**Exercise data:**
###
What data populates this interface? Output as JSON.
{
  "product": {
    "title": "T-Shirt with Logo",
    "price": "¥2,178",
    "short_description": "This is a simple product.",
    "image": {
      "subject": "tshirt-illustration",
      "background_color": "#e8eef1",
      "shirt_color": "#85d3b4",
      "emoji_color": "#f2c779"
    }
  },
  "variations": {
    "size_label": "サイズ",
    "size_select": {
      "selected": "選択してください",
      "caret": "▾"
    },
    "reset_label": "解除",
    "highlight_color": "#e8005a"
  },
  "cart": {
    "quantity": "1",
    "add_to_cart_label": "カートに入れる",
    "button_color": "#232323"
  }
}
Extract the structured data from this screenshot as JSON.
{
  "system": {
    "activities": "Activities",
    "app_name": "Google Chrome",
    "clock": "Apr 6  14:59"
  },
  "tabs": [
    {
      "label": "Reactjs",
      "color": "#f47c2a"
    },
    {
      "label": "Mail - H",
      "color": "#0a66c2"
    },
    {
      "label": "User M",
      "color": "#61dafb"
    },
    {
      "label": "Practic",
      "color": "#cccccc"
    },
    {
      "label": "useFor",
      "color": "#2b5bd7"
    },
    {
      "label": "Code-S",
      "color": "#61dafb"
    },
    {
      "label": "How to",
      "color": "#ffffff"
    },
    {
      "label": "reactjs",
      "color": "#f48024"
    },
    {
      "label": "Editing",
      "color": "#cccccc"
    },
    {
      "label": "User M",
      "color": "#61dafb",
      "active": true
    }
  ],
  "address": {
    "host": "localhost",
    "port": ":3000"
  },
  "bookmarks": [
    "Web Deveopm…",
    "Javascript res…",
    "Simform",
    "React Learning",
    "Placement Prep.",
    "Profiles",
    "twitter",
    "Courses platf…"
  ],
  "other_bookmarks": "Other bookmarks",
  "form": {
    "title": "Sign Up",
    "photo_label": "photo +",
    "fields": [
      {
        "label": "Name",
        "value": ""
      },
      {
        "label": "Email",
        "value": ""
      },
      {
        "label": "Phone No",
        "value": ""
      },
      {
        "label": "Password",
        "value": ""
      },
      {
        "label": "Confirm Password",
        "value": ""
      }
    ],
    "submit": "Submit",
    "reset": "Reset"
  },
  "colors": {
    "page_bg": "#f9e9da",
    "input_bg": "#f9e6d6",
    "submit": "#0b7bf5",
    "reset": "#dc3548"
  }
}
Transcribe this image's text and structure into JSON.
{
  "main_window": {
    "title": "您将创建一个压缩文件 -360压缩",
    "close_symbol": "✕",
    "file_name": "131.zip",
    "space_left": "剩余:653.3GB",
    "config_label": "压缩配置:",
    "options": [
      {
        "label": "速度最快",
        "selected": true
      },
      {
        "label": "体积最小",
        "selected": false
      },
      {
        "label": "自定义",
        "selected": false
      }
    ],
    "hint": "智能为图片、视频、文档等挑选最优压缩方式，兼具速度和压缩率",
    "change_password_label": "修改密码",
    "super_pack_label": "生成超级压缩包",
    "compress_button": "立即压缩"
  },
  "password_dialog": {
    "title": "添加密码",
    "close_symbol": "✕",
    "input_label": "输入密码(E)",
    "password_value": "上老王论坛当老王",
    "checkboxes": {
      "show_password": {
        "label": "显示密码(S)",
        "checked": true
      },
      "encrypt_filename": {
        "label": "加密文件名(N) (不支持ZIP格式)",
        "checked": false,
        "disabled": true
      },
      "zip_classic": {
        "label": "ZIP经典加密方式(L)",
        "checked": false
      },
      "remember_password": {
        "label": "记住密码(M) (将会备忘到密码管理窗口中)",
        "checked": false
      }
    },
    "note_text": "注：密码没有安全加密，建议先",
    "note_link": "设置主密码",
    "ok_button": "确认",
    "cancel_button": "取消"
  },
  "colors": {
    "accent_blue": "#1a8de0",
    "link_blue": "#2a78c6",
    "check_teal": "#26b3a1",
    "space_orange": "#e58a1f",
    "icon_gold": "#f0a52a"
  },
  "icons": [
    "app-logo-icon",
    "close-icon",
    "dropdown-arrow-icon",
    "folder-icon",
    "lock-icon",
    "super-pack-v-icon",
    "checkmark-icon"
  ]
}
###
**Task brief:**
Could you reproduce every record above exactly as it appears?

**Output:**
What data populates this interface? Output as JSON.
{
  "product": {
    "title": "T-Shirt with Logo",
    "price": "¥2,178",
    "short_description": "This is a simple product.",
    "image": {
      "subject": "tshirt-illustration",
      "background_color": "#e8eef1",
      "shirt_color": "#85d3b4",
      "emoji_color": "#f2c779"
    }
  },
  "variations": {
    "size_label": "サイズ",
    "size_select": {
      "selected": "選択してください",
      "caret": "▾"
    },
    "reset_label": "解除",
    "highlight_color": "#e8005a"
  },
  "cart": {
    "quantity": "1",
    "add_to_cart_label": "カートに入れる",
    "button_color": "#232323"
  }
}
Extract the structured data from this screenshot as JSON.
{
  "system": {
    "activities": "Activities",
    "app_name": "Google Chrome",
    "clock": "Apr 6  14:59"
  },
  "tabs": [
    {
      "label": "Reactjs",
      "color": "#f47c2a"
    },
    {
      "label": "Mail - H",
      "color": "#0a66c2"
    },
    {
      "label": "User M",
      "color": "#61dafb"
    },
    {
      "label": "Practic",
      "color": "#cccccc"
    },
    {
      "label": "useFor",
      "color": "#2b5bd7"
    },
    {
      "label": "Code-S",
      "color": "#61dafb"
    },
    {
      "label": "How to",
      "color": "#ffffff"
    },
    {
      "label": "reactjs",
      "color": "#f48024"
    },
    {
      "label": "Editing",
      "color": "#cccccc"
    },
    {
      "label": "User M",
      "color": "#61dafb",
      "active": true
    }
  ],
  "address": {
    "host": "localhost",
    "port": ":3000"
  },
  "bookmarks": [
    "Web Deveopm…",
    "Javascript res…",
    "Simform",
    "React Learning",
    "Placement Prep.",
    "Profiles",
    "twitter",
    "Courses platf…"
  ],
  "other_bookmarks": "Other bookmarks",
  "form": {
    "title": "Sign Up",
    "photo_label": "photo +",
    "fields": [
      {
        "label": "Name",
        "value": ""
      },
      {
        "label": "Email",
        "value": ""
      },
      {
        "label": "Phone No",
        "value": ""
      },
      {
        "label": "Password",
        "value": ""
      },
      {
        "label": "Confirm Password",
        "value": ""
      }
    ],
    "submit": "Submit",
    "reset": "Reset"
  },
  "colors": {
    "page_bg": "#f9e9da",
    "input_bg": "#f9e6d6",
    "submit": "#0b7bf5",
    "reset": "#dc3548"
  }
}
Transcribe this image's text and structure into JSON.
{
  "main_window": {
    "title": "您将创建一个压缩文件 -360压缩",
    "close_symbol": "✕",
    "file_name": "131.zip",
    "space_left": "剩余:653.3GB",
    "config_label": "压缩配置:",
    "options": [
      {
        "label": "速度最快",
        "selected": true
      },
      {
        "label": "体积最小",
        "selected": false
      },
      {
        "label": "自定义",
        "selected": false
      }
    ],
    "hint": "智能为图片、视频、文档等挑选最优压缩方式，兼具速度和压缩率",
    "change_password_label": "修改密码",
    "super_pack_label": "生成超级压缩包",
    "compress_button": "立即压缩"
  },
  "password_dialog": {
    "title": "添加密码",
    "close_symbol": "✕",
    "input_label": "输入密码(E)",
    "password_value": "上老王论坛当老王",
    "checkboxes": {
      "show_password": {
        "label": "显示密码(S)",
        "checked": true
      },
      "encrypt_filename": {
        "label": "加密文件名(N) (不支持ZIP格式)",
        "checked": false,
        "disabled": true
      },
      "zip_classic": {
        "label": "ZIP经典加密方式(L)",
        "checked": false
      },
      "remember_password": {
        "label": "记住密码(M) (将会备忘到密码管理窗口中)",
        "checked": false
      }
    },
    "note_text": "注：密码没有安全加密，建议先",
    "note_link": "设置主密码",
    "ok_button": "确认",
    "cancel_button": "取消"
  },
  "colors": {
    "accent_blue": "#1a8de0",
    "link_blue": "#2a78c6",
    "check_teal": "#26b3a1",
    "space_orange": "#e58a1f",
    "icon_gold": "#f0a52a"
  },
  "icons": [
    "app-logo-icon",
    "close-icon",
    "dropdown-arrow-icon",
    "folder-icon",
    "lock-icon",
    "super-pack-v-icon",
    "checkmark-icon"
  ]
}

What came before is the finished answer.